Surfing’s global elite collaborate to explore the challenges of sustainability in the surfing world in a new book from San Diego State University’s Center for Surf Research.
The greatest challenges to sustainability in the surfing world have been laid bare in a new book featuring contributions from the industry’s global elite.
Sustainable Stoke – Transitions to Sustainability in the Surfing World includes the views and opinions of more than 40 recognized global experts, including former world champions, environmental campaigners and the directors, CEOs and founders of some of the industry’s most recognizable brands.
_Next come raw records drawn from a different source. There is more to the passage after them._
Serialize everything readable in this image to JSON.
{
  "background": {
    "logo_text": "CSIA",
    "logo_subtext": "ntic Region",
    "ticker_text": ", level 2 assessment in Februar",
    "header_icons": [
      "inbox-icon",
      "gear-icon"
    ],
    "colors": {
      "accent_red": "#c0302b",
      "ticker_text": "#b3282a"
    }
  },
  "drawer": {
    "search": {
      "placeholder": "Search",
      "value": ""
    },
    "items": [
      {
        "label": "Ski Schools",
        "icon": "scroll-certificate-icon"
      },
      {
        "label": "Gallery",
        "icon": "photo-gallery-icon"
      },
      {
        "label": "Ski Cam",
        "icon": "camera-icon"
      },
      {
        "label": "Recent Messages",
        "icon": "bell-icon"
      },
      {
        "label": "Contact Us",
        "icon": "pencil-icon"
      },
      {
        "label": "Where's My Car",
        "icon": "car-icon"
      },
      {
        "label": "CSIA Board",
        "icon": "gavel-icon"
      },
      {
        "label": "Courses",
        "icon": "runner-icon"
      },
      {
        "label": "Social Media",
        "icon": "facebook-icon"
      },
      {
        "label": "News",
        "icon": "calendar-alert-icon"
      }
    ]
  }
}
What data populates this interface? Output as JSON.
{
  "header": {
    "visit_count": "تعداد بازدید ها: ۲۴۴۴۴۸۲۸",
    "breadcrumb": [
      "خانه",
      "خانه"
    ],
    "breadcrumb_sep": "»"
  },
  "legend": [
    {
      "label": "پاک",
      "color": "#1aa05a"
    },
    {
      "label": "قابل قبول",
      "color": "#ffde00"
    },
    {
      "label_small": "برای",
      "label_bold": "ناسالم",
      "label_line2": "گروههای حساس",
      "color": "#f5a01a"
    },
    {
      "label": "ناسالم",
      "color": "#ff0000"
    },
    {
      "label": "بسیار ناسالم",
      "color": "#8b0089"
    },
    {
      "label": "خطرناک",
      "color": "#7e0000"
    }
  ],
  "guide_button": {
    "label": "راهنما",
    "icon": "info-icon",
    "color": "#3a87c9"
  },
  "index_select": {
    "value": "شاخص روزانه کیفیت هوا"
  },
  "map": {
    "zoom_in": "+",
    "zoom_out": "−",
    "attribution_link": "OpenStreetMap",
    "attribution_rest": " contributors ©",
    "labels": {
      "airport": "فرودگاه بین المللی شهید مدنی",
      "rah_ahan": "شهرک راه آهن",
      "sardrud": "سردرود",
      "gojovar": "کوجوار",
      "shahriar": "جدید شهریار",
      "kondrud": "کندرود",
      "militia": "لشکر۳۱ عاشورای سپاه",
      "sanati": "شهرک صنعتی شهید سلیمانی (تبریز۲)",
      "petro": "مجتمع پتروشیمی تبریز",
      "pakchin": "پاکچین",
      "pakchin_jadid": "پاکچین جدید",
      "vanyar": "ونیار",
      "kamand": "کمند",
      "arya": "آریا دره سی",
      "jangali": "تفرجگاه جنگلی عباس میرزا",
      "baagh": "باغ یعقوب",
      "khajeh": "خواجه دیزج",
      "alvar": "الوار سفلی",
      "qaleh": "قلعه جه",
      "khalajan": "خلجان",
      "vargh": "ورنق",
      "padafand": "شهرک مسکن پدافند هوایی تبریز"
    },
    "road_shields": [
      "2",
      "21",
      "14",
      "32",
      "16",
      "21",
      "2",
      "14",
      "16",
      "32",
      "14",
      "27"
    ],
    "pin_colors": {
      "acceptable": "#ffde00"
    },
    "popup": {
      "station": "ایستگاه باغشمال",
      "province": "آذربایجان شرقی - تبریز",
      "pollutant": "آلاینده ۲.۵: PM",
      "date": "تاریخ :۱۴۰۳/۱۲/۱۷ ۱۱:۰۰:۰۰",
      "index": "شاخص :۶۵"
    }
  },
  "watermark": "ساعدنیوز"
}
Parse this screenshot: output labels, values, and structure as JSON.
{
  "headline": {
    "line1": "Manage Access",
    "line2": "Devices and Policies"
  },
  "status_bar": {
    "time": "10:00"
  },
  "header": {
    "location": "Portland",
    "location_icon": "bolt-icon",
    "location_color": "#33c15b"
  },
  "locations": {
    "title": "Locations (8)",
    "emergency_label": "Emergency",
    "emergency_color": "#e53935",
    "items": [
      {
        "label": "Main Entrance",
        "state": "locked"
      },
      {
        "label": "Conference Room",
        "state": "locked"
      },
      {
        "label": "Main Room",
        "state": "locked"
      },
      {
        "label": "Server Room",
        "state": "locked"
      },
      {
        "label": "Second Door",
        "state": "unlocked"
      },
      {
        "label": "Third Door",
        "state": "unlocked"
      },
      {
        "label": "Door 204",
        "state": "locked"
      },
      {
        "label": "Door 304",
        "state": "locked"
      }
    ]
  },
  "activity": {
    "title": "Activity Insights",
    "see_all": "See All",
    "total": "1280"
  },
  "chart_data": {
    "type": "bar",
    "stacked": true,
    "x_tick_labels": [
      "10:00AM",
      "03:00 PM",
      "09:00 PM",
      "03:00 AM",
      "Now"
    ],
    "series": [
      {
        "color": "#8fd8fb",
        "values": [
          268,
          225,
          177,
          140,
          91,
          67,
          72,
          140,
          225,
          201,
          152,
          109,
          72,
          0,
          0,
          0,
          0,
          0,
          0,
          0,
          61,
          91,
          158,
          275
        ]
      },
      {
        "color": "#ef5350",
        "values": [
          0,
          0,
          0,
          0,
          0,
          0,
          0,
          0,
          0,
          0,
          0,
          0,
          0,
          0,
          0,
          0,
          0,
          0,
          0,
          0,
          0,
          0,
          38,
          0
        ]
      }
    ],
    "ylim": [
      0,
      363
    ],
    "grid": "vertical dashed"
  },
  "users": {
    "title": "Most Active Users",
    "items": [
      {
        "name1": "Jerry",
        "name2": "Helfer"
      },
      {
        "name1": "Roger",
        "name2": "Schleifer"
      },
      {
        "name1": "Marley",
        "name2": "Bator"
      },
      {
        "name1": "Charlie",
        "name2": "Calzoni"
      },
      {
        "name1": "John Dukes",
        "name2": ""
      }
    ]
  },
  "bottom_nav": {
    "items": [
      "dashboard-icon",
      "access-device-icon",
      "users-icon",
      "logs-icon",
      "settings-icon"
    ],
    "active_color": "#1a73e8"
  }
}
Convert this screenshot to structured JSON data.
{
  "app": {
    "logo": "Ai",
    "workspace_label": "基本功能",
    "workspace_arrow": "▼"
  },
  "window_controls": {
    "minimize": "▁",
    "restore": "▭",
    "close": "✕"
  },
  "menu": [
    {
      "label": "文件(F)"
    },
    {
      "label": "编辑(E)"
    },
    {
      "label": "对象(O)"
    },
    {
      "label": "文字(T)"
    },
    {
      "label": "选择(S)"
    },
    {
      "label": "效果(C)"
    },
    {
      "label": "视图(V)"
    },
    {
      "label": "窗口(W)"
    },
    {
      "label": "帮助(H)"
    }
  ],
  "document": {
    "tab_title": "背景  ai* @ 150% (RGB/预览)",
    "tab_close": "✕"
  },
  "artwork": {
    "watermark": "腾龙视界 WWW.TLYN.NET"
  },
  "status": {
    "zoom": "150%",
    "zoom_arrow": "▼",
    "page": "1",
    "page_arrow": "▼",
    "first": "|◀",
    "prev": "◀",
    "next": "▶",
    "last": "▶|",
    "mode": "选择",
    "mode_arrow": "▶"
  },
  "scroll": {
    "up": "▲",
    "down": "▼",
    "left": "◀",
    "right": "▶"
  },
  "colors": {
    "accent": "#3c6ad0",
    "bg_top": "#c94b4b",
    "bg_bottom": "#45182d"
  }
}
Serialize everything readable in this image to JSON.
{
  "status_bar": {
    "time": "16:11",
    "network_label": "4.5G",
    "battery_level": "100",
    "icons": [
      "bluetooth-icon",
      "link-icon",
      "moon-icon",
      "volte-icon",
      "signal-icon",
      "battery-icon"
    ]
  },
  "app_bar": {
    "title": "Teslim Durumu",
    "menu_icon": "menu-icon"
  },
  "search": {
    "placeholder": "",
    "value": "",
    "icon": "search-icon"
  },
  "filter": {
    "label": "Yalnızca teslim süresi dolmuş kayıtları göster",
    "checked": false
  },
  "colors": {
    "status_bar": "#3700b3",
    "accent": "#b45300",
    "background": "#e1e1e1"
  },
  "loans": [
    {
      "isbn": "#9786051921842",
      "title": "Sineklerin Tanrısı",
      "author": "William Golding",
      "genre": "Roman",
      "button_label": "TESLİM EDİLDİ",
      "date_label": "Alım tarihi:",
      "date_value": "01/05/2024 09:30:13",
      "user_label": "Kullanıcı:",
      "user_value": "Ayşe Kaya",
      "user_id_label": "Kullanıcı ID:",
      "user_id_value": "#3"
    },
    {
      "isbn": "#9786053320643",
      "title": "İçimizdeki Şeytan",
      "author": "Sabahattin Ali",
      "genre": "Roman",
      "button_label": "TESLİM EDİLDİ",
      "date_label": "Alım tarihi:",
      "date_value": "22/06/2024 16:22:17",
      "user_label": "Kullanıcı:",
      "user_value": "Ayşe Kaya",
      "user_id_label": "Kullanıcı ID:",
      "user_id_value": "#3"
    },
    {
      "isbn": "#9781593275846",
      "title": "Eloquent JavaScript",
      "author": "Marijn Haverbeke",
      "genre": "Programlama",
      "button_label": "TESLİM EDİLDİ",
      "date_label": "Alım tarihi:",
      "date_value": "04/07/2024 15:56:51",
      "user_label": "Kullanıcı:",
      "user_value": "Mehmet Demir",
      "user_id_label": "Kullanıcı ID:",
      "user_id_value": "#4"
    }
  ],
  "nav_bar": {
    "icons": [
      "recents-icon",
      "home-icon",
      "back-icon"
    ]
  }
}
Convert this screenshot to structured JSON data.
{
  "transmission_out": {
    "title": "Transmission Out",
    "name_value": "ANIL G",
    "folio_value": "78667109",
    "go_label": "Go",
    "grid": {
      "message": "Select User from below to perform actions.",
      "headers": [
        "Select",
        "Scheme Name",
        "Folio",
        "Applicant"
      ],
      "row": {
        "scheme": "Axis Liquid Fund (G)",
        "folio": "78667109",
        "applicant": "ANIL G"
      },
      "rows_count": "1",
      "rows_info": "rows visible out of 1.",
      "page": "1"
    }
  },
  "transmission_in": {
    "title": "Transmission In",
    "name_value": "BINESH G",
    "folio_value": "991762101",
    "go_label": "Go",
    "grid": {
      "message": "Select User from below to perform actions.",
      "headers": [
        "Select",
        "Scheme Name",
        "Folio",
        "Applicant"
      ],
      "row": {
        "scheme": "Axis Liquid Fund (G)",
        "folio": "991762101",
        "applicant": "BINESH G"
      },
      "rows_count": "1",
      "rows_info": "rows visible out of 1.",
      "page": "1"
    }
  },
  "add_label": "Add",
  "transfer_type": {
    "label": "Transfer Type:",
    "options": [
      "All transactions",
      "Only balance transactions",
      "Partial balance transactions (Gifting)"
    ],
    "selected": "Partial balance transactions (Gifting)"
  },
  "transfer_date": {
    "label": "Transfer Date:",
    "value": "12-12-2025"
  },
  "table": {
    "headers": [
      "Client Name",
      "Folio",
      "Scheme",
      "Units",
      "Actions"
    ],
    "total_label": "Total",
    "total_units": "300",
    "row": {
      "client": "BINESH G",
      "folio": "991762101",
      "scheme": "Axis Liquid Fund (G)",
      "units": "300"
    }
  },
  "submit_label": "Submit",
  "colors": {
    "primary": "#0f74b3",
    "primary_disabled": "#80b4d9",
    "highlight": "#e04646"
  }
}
Contributors identify key areas in need of attention including education, environmental awareness, sustainable supply chains, corporate governance, economic development and philanthropy, media, and public attention.
Practitioners on the coal face of surfing’s transition to a more sustainable future present potential solutions to many of these issues before the book concludes with a call to political action from some of surfing’s senior statesmen in recognition that the industry, the sport, and the lifestyle of surfing need to adapt now or face an uncertain future.
Sustainable Stoke, published by University of Plymouth Press, is the brainchild of Associate Professor Dr Jess Ponting, Director of the Center for Surf Research at San Diego State University and Dr Gregory Borne, Director of the Plymouth Sustainability and Surfing Research Group.
“Following the 10th Annual Surfing Arts Science and Issues Conference in February 2012 it seemed clear that the surfing world was at a tipping point, and that sustainability was an inevitable, if distant, destination for the broader surfing world and its residents,” said Co-Editor Dr Ponting. “So Greg and I decided to try and create a discursive snapshot of what the best minds in surfing were thinking about sustainability, the major challenges, and any positive examples which could be built on for the future.”
“This book explodes the ‘Spicoli myth’ of the stoner surfie bum,” said Ponting. “We have contributions from the founders, CEOs and executive management from brands including Quiksilver, Reef, Vans and Volcom, the Surf Industry Manufacturers Association, the International Surfing Association, and NGOs including Surfrider Foundation, World Surfing Reserves, and Surfers Against Sewage. In addition, the most cerebral of former world surfing champions including Senator Fred Hemmings, Shaun Tomson, Wayne ‘Rabbit’ Bartholomew and Cori Schumacher lend their perspectives alongside the leading academics in the surfing space, journalists, policy influencers and campaigners from across the globe. Amassing knowledge on this scale, breadth, depth and quality from surfing’s best thinkers has never been attempted before.”
Dr Borne, a lecturer in Public Policy and Management at Plymouth University, added: “Traditionally, surfing has been perceived as a very laid back sport and industry, but in recent years segments of it have really woken up to the need to be sustainable if they are to survive and thrive. But sustainability in the surfing world involves more than just the greening of surf industry supply chains and supporting environmental initiatives. Social and cultural issues like the preservation of surfing history will build an understanding of etiquette, while the social/cultural impacts of surf tourism in destination communities, and the leveraging of surf contests to support local, social and cultural initiatives, are equally as important. Additionally, economic issues such as the creation of sustainable livelihoods related to surfing, creating economic growth centers around surf breaks, the value of surf tourism, complimentary services and backward linkages into other sectors are important.”
Sustainable Stoke – Transitions to Sustainability in the Surfing World is published by University of Plymouth Press and can be ordered via the Plymouth University estore. All profits from the sale of the book will go to surfing related charities.